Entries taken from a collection
....

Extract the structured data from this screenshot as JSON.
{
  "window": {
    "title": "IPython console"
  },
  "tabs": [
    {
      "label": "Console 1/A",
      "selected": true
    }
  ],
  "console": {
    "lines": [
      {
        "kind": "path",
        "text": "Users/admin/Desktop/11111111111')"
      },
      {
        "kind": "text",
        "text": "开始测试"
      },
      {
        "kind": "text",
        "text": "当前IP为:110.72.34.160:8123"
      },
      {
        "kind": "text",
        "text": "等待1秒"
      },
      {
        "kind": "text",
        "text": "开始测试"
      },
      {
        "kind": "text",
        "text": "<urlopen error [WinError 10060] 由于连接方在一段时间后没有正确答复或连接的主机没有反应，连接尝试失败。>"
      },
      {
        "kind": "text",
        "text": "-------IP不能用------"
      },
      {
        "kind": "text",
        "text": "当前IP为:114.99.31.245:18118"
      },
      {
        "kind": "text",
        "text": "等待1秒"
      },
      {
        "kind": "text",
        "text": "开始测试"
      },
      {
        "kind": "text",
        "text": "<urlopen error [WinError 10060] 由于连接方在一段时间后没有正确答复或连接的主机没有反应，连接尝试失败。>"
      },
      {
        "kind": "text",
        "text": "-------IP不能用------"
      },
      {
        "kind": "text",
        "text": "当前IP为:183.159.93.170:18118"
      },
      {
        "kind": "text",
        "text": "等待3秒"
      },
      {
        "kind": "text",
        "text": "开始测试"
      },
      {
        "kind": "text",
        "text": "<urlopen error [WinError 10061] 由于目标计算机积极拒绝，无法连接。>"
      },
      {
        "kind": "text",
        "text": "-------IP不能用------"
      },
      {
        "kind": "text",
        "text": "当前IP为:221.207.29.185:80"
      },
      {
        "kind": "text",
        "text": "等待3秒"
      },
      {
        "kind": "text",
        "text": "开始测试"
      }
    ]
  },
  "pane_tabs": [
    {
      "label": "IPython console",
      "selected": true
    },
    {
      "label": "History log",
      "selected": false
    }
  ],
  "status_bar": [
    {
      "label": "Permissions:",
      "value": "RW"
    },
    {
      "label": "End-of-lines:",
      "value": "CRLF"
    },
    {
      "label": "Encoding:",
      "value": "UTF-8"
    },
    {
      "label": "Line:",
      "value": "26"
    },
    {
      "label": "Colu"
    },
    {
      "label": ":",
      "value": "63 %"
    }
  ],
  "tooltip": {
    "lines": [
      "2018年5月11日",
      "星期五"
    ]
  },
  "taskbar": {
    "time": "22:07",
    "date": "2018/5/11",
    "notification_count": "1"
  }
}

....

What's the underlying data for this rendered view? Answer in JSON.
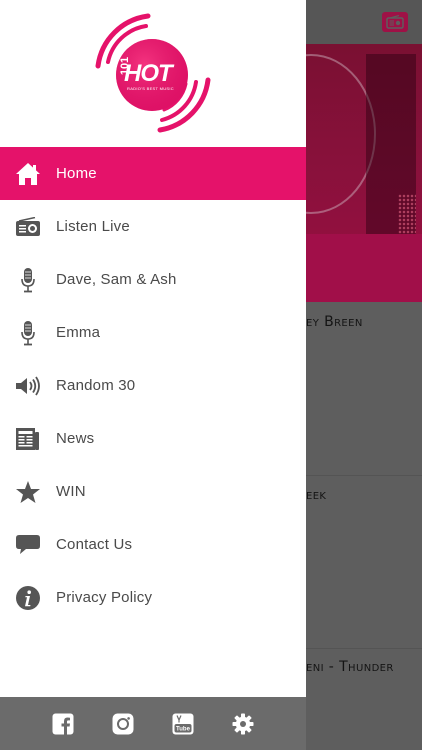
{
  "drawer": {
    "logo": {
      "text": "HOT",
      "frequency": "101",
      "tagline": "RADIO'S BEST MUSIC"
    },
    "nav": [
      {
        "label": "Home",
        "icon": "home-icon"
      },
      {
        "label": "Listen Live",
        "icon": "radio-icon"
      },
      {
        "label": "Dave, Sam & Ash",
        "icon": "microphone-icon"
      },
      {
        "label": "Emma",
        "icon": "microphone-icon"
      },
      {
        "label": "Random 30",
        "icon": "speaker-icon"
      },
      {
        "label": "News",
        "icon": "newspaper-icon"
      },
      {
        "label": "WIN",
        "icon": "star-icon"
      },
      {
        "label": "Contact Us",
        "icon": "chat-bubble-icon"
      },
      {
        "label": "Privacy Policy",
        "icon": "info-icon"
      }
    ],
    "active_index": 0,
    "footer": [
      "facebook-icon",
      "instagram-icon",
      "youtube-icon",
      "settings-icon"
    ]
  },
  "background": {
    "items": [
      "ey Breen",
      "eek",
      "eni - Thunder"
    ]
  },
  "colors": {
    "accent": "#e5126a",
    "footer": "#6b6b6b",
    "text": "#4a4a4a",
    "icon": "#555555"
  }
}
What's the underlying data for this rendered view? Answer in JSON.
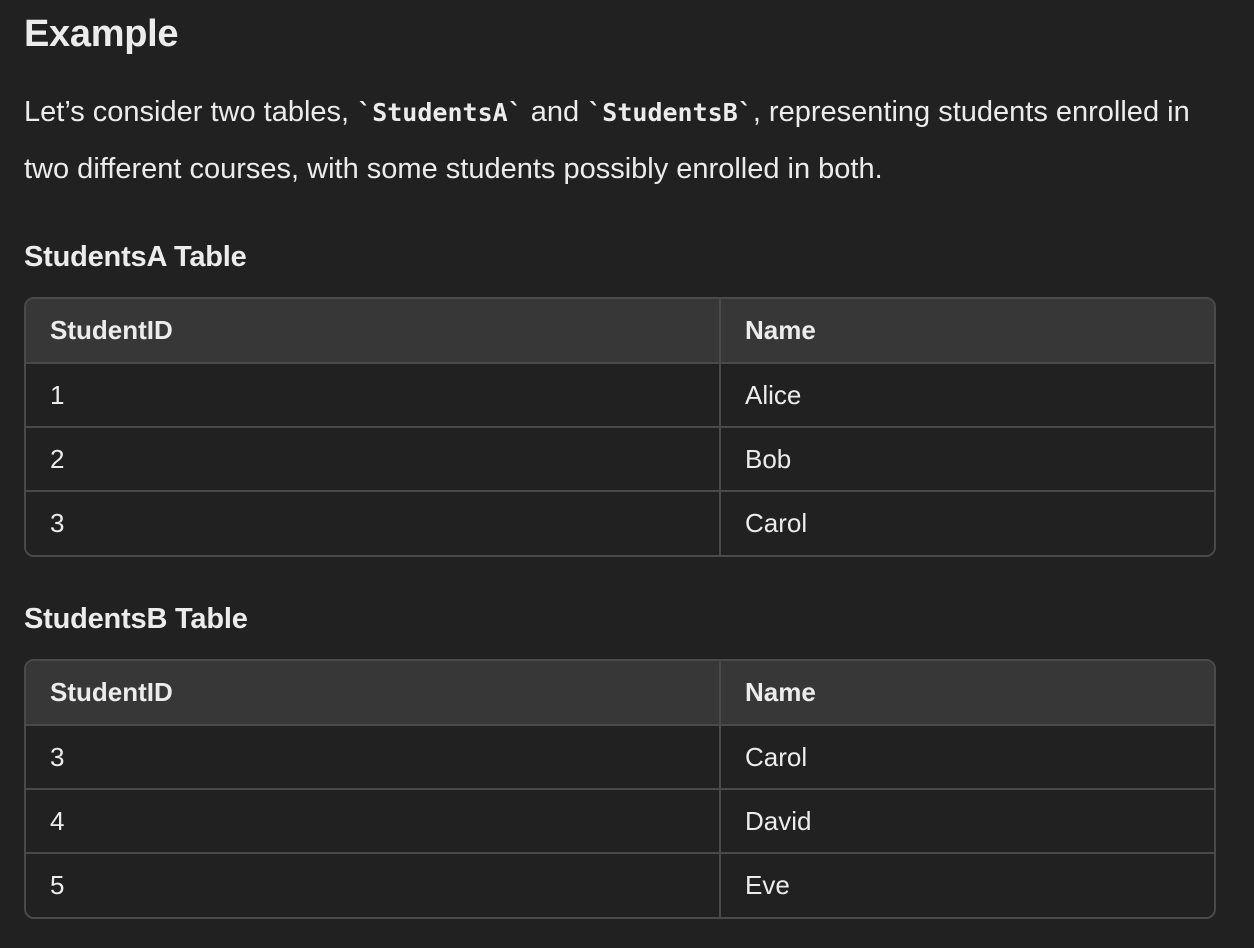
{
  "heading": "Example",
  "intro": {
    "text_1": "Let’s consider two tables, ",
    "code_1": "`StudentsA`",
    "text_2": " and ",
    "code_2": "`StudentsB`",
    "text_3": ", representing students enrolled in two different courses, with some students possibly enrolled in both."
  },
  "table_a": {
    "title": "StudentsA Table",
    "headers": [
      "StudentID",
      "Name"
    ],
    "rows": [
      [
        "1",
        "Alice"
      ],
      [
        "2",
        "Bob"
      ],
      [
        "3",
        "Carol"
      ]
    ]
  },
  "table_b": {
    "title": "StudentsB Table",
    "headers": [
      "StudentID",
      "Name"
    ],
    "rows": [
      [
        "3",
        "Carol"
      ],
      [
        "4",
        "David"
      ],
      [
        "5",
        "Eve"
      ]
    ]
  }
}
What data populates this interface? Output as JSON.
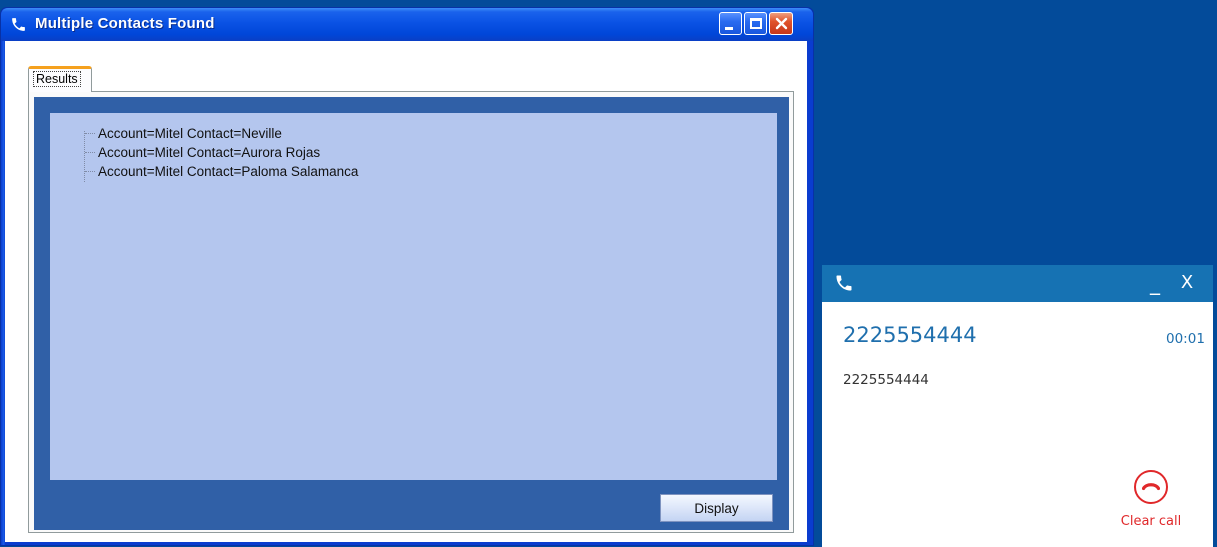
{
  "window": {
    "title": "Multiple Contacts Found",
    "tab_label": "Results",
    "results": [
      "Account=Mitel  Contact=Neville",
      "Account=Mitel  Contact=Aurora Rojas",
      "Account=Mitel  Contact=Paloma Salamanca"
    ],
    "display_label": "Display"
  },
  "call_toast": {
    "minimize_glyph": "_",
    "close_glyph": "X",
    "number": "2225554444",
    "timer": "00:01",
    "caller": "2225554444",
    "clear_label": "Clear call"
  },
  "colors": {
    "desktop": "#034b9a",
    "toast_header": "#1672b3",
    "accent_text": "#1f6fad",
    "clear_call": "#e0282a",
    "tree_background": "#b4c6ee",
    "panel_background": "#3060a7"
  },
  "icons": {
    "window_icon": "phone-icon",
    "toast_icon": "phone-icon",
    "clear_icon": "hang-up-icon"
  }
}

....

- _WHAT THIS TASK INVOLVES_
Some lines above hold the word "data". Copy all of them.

- _WRITTEN REPLY_
Extract the structured data from this screenshot as JSON.
What's the underlying data for this rendered view? Answer in JSON.
What's the underlying data for this rendered view? Answer in JSON.
What data populates this interface? Output as JSON.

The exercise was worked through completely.